This British novel is the first in a series, and the author´s crime fiction debut.
Young Alice Fancourt marries David, the single father of Felix, and move into his rich, generous mother´s large and stately home. When the novel begins, Alice has just given birth to Florence. She leaves her home for the first time after the birth, visits a health club and returns home after two hours to find a baby she does not recognize in the cot. Her husband claims she is having a mental break-down after a difficult caesarian, and the police do not know what to think. A week later, David Fancourt report his wife and the baby missing.
The leader of the police team is Sergeant Charlie Zailer, a single woman, and a modern, efficient police officer. Usually she and DC Simon Waterhouse respect each other and enjoy working together, united against their unlikeable superior, Inspector Proust, the man behind this intelligent observation: “Women talk drivel because it entertains them.
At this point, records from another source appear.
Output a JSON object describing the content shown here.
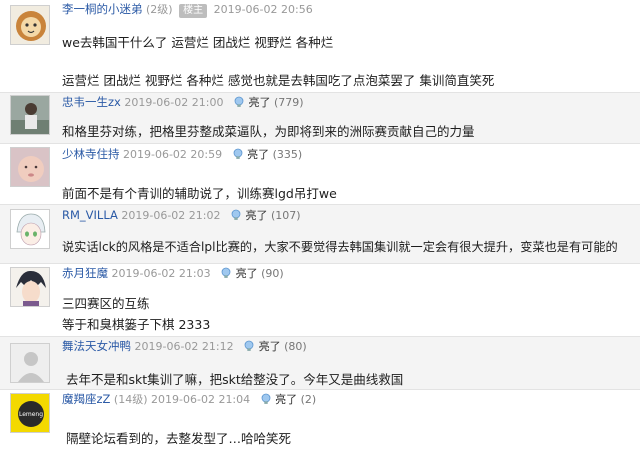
{
  "post1": {
    "username": "李一桐的小迷弟",
    "level": "(2级)",
    "badge": "楼主",
    "time": "2019-06-02 20:56",
    "line1": "we去韩国干什么了 运营烂 团战烂 视野烂 各种烂",
    "line2": "运营烂 团战烂 视野烂 各种烂 感觉也就是去韩国吃了点泡菜罢了 集训简直笑死"
  },
  "like_label": "亮了",
  "post2": {
    "username": "忠韦一生zx",
    "time": "2019-06-02 21:00",
    "likes": "(779)",
    "text": "和格里芬对练，把格里芬整成菜逼队，为即将到来的洲际赛贡献自己的力量"
  },
  "post3": {
    "username": "少林寺住持",
    "time": "2019-06-02 20:59",
    "likes": "(335)",
    "text": "前面不是有个青训的辅助说了，训练赛lgd吊打we"
  },
  "post4": {
    "username": "RM_VILLA",
    "time": "2019-06-02 21:02",
    "likes": "(107)",
    "text": "说实话lck的风格是不适合lpl比赛的，大家不要觉得去韩国集训就一定会有很大提升，变菜也是有可能的"
  },
  "post5": {
    "username": "赤月狂魔",
    "time": "2019-06-02 21:03",
    "likes": "(90)",
    "line1": "三四赛区的互练",
    "line2": "等于和臭棋篓子下棋 2333"
  },
  "post6": {
    "username": "舞法天女冲鸭",
    "time": "2019-06-02 21:12",
    "likes": "(80)",
    "text": "去年不是和skt集训了嘛，把skt给整没了。今年又是曲线救国"
  },
  "post7": {
    "username": "魔羯座zZ",
    "level": "(14级)",
    "time": "2019-06-02 21:04",
    "likes": "(2)",
    "text": "隔壁论坛看到的，去整发型了…哈哈笑死",
    "avatar_text": "Lemeng"
  },
  "colors": {
    "username": "#2b5aa6",
    "meta": "#999999",
    "badge": "#bdbdbd"
  }
}
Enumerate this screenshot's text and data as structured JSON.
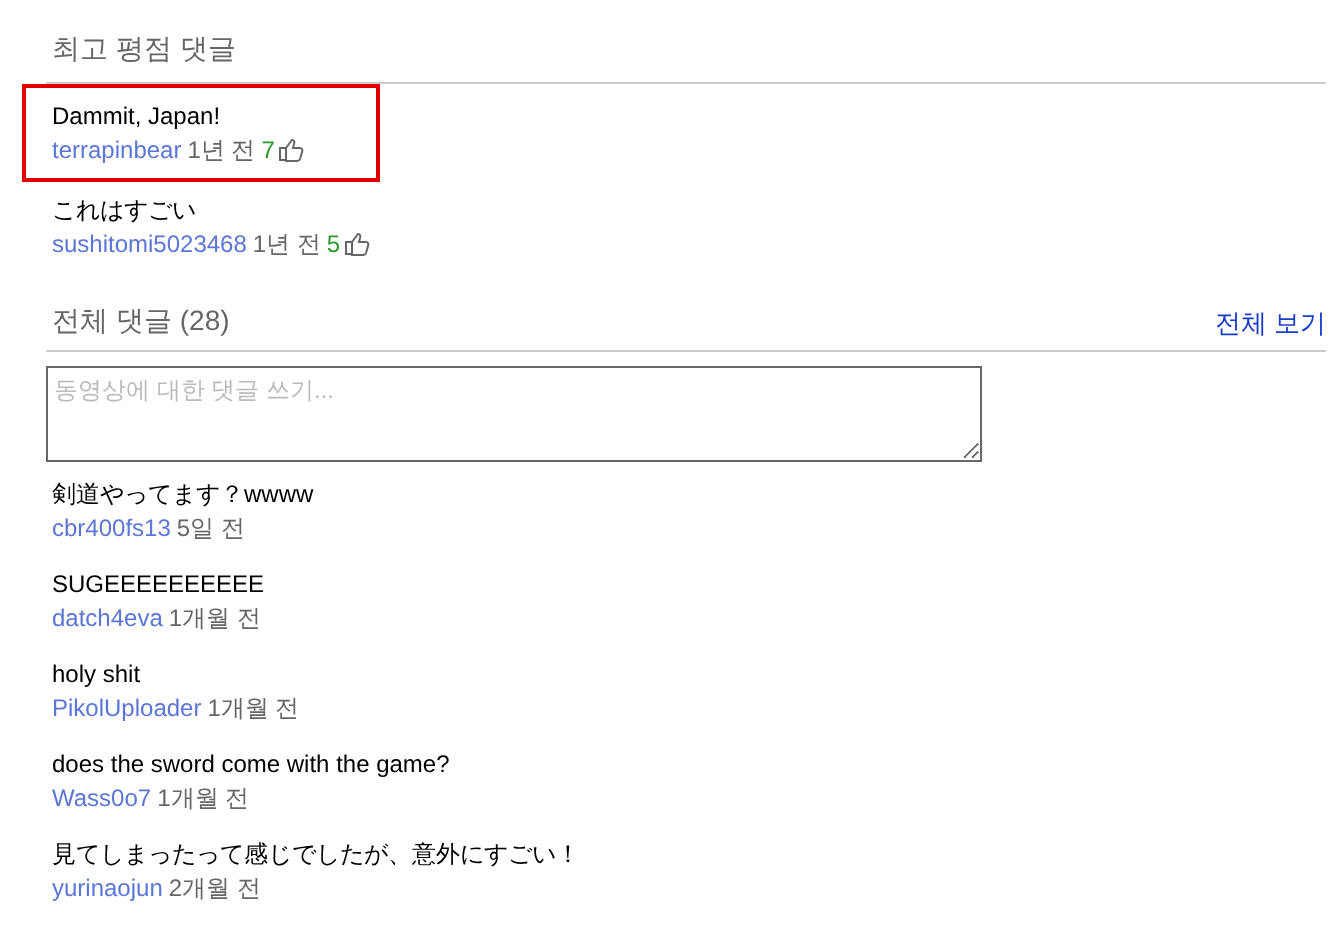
{
  "top_comments": {
    "title": "최고 평점 댓글",
    "comments": [
      {
        "text": "Dammit, Japan!",
        "author": "terrapinbear",
        "time": "1년 전",
        "likes": "7",
        "highlighted": true
      },
      {
        "text": "これはすごい",
        "author": "sushitomi5023468",
        "time": "1년 전",
        "likes": "5",
        "highlighted": false
      }
    ]
  },
  "all_comments": {
    "title": "전체 댓글",
    "count": "(28)",
    "view_all": "전체 보기",
    "input": {
      "placeholder": "동영상에 대한 댓글 쓰기..."
    },
    "comments": [
      {
        "text": "剣道やってます？wwww",
        "author": "cbr400fs13",
        "time": "5일 전"
      },
      {
        "text": "SUGEEEEEEEEEE",
        "author": "datch4eva",
        "time": "1개월 전"
      },
      {
        "text": "holy shit",
        "author": "PikolUploader",
        "time": "1개월 전"
      },
      {
        "text": "does the sword come with the game?",
        "author": "Wass0o7",
        "time": "1개월 전"
      },
      {
        "text": "見てしまったって感じでしたが、意外にすごい！",
        "author": "yurinaojun",
        "time": "2개월 전"
      }
    ]
  }
}
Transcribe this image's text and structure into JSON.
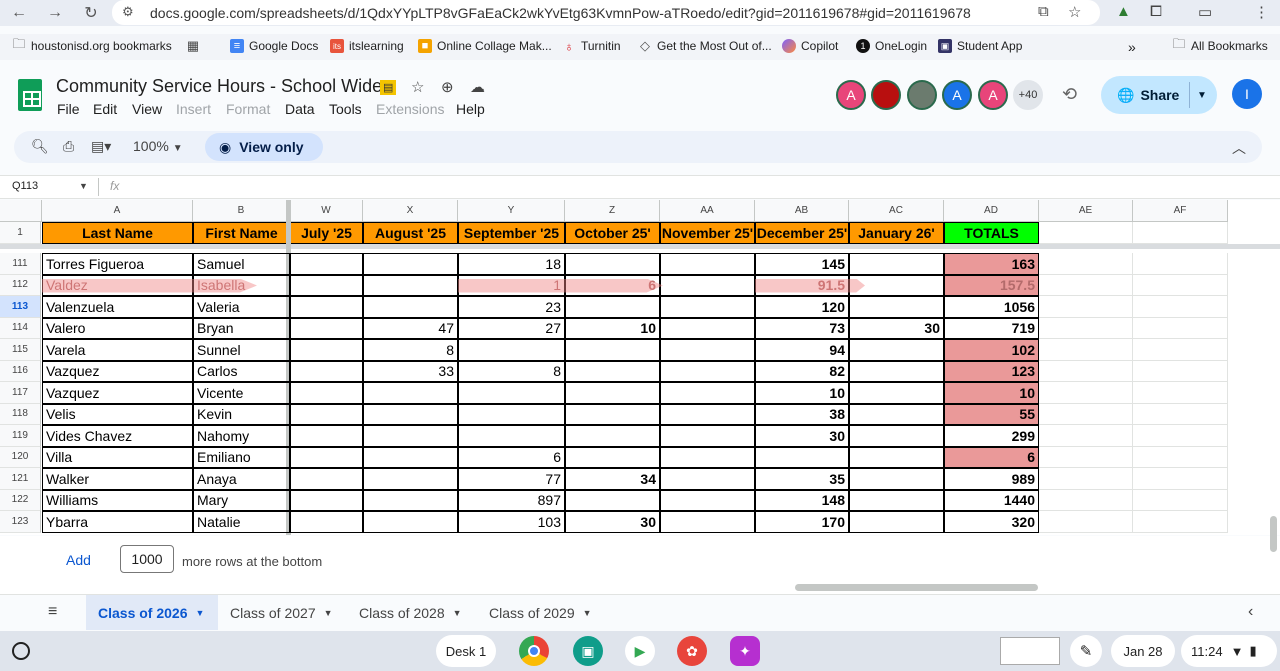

They fill the air with random words, and they don´t much care whether what they´re saying has any basis in fact.”
Charlie wants more than friendship from Simon, however, which has made things difficult between them. The plot is good and absorbing, and on the whole this is a very promising debut, but neither Charlie nor Simon is able to tackle the embarrassment between them in a mature way, on the contrary they let misunderstandings cloud their judgments now and then.
My overall impression: A well-written, capturing psychological thriller about living with fear and cruel manipulation, a book which is very difficult to put down (actually I didn´t – I finished it some time after midnight).
Competition coming up
As I am the lucky owner of two identical copies of this book, I will give any reader of English fiction the chance to win a twice-read paperback of “Little Face” next week.
Keep an eye on my 10th Bait of the Box post.